Our Cameras, Our Stories Series Descriptions


October 2, 2014


Our Cameras, Our Stories is a six-part documentary series of original films that aired on WNET-TV Channel 13 in October 2014. The films were created by DCTV's talented youth in PRO-TV covering issues ranging from teenage homelessness, to coping with a crippling illness, to the difficult life of a young immigrant. The stories were personal and intimate, told with an artistry and honesty that is truly remarkable.

Our Cameras, Our Stories features 21 films and reached a viewing public of 20 million people.

Our Cameras, Our Stories Trailer from DCTV on Vimeo.


COMING OF AGE --- Young New York filmmakers and their struggles

When Life Hands You Lemons, by Jasmine Barclay, at age 17, Jasmine is homeless but despite coming from a broken family and having to handle the responsibilities of adulthood at a young age, she finds strength in her favorite pastimes -filmmaking, basketball, and writing letters to her incarcerated father.

My American Life, by Mohammed Yakub, Mohammed a Bengali American struggles with the conflict of living a life his parents can be proud of - a life of Islam, a life that he wants to lead with friends, and the life of American teenager.

The Skin I'm In, by Natalie Setoute, Natalie, 17 copes with her Juvenile Rheumatoid Arthritis. She balances the pain of her illness, her family's desire for her to follow a traditional career path, and her own ambitions of being a filmmaker.


Lifeline, by Alyssa Dyal, with each passing year, Alyssa blossoms into a young woman. Her self-confidence and faith are tested, however, as her family and peers fall to accept her as she is.
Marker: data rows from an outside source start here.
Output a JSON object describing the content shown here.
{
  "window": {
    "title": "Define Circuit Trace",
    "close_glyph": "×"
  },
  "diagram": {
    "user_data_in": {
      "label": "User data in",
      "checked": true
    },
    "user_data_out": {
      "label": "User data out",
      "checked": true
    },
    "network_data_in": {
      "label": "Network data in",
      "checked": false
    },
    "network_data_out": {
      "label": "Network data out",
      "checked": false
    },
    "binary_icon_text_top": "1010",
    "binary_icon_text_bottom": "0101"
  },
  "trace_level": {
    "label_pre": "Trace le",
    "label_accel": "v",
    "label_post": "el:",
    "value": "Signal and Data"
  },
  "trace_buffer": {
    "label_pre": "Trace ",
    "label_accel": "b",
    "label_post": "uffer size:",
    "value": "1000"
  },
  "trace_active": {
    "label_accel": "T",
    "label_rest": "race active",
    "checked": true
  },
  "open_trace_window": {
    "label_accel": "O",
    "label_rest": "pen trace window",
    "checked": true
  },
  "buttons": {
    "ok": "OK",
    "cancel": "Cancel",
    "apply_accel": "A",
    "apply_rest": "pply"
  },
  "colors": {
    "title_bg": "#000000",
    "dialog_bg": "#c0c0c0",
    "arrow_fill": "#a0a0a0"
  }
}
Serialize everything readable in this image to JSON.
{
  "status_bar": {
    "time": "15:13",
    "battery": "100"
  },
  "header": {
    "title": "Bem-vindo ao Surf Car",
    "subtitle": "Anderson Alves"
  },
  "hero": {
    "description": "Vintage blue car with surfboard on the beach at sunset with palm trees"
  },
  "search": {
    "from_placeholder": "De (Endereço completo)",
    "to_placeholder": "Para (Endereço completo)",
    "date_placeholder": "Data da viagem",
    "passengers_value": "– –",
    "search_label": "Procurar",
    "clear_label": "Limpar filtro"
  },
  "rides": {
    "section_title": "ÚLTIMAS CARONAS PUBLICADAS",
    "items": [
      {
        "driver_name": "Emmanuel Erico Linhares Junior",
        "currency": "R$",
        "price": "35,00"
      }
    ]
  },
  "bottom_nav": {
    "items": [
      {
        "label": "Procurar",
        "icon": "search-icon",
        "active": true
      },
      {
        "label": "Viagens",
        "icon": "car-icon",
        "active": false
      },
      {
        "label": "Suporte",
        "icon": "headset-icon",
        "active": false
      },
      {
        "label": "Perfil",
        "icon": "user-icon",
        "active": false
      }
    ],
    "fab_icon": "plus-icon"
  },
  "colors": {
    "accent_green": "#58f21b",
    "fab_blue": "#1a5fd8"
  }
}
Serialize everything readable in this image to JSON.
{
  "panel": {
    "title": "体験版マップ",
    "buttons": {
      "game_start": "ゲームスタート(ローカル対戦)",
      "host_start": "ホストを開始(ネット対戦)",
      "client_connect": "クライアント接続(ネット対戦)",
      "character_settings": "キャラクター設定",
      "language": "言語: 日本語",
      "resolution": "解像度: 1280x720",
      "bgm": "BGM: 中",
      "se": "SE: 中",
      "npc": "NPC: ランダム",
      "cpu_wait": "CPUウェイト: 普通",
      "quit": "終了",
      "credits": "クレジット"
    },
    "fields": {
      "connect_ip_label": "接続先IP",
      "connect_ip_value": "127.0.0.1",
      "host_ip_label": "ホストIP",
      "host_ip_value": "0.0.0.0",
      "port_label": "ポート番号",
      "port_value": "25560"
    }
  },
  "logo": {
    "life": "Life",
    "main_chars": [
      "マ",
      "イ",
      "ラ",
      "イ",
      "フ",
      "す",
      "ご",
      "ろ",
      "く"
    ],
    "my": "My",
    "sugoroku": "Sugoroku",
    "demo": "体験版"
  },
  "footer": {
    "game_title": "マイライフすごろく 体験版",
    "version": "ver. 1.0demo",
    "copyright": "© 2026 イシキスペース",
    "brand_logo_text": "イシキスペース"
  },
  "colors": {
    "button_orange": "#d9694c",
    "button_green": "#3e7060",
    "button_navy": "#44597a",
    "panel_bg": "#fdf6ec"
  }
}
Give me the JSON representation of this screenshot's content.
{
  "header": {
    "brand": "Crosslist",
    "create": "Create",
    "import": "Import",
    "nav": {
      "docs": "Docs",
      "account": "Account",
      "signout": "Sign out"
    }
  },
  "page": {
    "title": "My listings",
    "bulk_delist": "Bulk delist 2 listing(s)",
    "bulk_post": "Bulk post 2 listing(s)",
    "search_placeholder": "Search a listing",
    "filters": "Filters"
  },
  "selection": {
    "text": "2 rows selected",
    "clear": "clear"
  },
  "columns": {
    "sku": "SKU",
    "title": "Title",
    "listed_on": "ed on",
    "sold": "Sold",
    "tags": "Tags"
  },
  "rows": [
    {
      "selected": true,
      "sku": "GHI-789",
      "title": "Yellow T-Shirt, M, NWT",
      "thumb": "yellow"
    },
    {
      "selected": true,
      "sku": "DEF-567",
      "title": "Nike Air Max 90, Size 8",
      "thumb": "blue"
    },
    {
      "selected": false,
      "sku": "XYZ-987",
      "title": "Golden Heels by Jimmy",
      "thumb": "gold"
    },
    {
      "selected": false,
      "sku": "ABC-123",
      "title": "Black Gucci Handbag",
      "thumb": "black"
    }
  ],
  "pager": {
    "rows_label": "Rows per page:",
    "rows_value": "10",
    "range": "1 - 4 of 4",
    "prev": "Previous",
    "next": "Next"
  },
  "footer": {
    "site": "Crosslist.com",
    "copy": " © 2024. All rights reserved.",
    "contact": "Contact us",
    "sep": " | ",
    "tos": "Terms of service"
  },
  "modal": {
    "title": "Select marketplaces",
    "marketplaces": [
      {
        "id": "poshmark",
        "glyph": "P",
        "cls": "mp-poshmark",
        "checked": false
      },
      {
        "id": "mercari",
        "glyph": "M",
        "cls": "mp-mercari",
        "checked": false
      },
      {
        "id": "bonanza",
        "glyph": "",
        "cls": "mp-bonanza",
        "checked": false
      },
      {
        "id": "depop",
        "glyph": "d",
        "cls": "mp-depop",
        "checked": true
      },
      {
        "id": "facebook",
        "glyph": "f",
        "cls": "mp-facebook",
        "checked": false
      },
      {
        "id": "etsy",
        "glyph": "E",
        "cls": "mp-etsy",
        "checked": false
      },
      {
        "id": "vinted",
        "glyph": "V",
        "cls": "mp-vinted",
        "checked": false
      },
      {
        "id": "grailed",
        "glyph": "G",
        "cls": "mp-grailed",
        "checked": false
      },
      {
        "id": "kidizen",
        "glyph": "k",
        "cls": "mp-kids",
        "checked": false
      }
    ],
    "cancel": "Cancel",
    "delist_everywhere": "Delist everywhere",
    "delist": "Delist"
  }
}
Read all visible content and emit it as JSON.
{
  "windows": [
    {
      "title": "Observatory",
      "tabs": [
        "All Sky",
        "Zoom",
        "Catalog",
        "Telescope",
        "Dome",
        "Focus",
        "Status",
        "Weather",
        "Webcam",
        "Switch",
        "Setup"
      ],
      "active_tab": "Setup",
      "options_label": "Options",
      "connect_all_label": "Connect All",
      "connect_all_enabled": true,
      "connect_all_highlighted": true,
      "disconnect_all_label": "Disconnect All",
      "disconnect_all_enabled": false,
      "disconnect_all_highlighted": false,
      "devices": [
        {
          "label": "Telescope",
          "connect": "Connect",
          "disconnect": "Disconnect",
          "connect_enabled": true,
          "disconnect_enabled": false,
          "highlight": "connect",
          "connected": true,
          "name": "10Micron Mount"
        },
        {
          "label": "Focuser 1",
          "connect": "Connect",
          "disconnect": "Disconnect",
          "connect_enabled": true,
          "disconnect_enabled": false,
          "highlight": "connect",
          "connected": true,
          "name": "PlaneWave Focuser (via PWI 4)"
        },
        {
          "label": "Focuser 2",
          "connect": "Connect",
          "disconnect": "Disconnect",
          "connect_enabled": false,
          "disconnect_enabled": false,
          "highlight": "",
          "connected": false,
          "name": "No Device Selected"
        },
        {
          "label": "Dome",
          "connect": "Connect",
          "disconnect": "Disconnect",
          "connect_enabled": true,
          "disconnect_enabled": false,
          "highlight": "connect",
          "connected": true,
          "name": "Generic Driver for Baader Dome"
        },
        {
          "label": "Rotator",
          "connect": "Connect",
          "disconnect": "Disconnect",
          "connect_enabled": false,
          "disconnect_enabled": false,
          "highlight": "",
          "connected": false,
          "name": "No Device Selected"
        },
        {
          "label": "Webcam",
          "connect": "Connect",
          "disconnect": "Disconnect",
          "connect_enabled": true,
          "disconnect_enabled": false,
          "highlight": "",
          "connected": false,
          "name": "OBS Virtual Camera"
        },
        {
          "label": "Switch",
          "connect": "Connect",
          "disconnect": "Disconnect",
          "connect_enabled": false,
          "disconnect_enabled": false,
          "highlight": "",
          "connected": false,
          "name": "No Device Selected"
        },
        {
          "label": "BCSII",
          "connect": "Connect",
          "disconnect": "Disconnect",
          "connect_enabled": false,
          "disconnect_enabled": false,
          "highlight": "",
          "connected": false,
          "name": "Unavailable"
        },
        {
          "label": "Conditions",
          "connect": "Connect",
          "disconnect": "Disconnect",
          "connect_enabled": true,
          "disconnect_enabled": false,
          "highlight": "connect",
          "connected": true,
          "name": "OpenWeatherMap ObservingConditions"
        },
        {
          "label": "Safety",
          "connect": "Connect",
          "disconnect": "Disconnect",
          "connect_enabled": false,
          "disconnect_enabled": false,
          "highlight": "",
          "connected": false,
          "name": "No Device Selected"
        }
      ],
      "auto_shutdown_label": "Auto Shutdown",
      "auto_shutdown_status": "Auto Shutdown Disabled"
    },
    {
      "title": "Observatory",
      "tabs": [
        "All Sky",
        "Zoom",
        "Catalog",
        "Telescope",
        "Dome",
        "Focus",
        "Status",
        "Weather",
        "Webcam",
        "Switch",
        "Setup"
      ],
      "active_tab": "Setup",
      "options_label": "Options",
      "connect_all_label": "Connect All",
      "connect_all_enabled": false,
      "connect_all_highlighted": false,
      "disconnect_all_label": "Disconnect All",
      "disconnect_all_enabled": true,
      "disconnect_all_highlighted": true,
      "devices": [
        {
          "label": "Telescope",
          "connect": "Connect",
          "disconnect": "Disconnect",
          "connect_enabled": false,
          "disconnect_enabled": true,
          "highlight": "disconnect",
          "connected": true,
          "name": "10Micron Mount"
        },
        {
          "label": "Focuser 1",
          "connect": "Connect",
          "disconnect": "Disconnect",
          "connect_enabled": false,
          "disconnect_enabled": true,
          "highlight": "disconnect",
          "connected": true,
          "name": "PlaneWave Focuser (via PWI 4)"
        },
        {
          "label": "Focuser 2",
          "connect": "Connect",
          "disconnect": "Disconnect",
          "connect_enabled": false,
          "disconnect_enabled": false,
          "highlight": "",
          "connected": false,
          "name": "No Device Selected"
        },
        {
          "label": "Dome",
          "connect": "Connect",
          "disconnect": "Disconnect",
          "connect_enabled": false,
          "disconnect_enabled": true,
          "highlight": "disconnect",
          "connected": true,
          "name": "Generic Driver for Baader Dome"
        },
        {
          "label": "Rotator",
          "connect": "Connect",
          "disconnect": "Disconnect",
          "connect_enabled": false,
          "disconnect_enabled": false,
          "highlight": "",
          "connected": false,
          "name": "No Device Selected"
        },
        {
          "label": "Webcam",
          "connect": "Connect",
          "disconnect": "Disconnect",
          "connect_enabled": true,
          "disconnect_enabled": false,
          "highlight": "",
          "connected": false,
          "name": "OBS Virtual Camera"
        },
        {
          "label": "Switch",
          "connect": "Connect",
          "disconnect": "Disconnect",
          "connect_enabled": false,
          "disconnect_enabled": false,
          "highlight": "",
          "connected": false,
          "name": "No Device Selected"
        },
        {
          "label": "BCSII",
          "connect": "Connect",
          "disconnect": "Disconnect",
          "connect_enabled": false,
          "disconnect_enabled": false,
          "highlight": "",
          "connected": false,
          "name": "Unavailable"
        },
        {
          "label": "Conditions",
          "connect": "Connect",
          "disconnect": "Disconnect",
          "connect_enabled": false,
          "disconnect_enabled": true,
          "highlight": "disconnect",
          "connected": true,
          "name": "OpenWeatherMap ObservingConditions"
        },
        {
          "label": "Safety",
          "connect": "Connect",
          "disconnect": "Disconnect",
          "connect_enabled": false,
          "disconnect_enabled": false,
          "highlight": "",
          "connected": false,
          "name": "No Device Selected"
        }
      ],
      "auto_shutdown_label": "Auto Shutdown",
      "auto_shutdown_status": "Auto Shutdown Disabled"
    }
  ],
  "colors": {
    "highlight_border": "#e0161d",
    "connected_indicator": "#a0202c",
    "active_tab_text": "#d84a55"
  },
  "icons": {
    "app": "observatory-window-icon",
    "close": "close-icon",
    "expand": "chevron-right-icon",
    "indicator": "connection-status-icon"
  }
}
Makeup is Magical, by Zion Rivera, an aspiring makeup artist returns home to attend a makeup convention and visit his family, only to be reminded why the fantasy and escape that theatrical makeup provides are so important to him.

My Normal Family Life, by Jonathan Cheng, Jonathan Cheng's normal family life is disrupted when his brother goes off to college, and he is left to confront his mother's worsening dementia

Woah!, by Kelvin Rodriguez, in this animated short, Kelvin imaginatively illustrates his life at home and school. As we follow his cartoon alter ego through trials and successes, we get a better sense of Kelvin's talents, his sense of humor, and the man he hopes to be.

YOUNG MEN OF COLOR --- Young men of color tell their stories about life in NY.

Dependent, by Richard Memminger, This film is a reflection on the unexpected death of the filmmaker’s mother to cancer, the incarceration of his father, and how his family addiction to drugs has impacted his life. Memminger comes to realize the only person he can rely on is himself.

Cyber Car, New York Teens hit the road and go to New York’s most dangerous neighborhoods to fight against gun violence.

El Mariachi Infante, by Rosalino Ramos, In this humorous portrait of the Ramos family we see the youth members of the clan being indoctrinated (some what forcibly) into the family business – a Mariachi Band

YOUNG WOMEN OF COLOR --- Young women of color tell their stories about life in NY.

Where is He? By Emily Lu, Emily struggles with her shyness and the desire find a perfect boyfriend.

Memoirs of a Superwoman, by Khadija Charles, The filmmaker documents her unexpected teenage pregnancy and how it will affect her college life and her future.

Day by Day, by Troi Hall, A junior high school's year-end production of Godspell is also the final production for its director, a passionate teacher whose school and world is collapsing around her.

HOW OTHERS SEE US – Teens view themselves though the lens of others.

Reflections of Thailand, by Sandra Appiah, Sandra Appiah was a sixteen year old student from the Bronx when she traveled to Thailand to explore the lives of Thai teenagers, their families, Buddhist monks, farmers, and the death and destruction caused by the tsunami of 2004.

Evolution, by Kira Britt, Kira captures helps her personal struggle with weight and body image and the definition of what is beautiful.

OUR SPECIAL WORLD --- Short narrative films by NY’s best high school filmmakers.

Distracted, by Miles Warren, Everyone wants to escape their harsh reality but this young man discovers that he cannot abandon his problem…. They follow him wherever he goes.

Where Nightmares Lie, by Carmelo Varela, A boy comes across a dreamcather and fantasizes about the nightmares contained inside.

Do Unto Others, by Jesse Cortez, A thief has been having a bad day! His first victim only yields a couple dollars. The next robbery goes bad when the victim decides to fight back.

My New York, by Derek Horton, is about a young girl who is uninspired about writing a class presentation about New York City until she finds a pair of magical glasses that help her see her hometown in a new way.

Through The Viewfinder, by Jonathan Cheng, Sixteen- year-old Justin Tsai is hanging out and doing his own thing, while his sister tries desperately to call him to say that his grandfather has died. He is asked to spend some time with his grieving grandmother. While at her home, he finds an old camera that belonged to his grandfather’s. He looks through the viewfinder to discover his grandfather’s hidden past.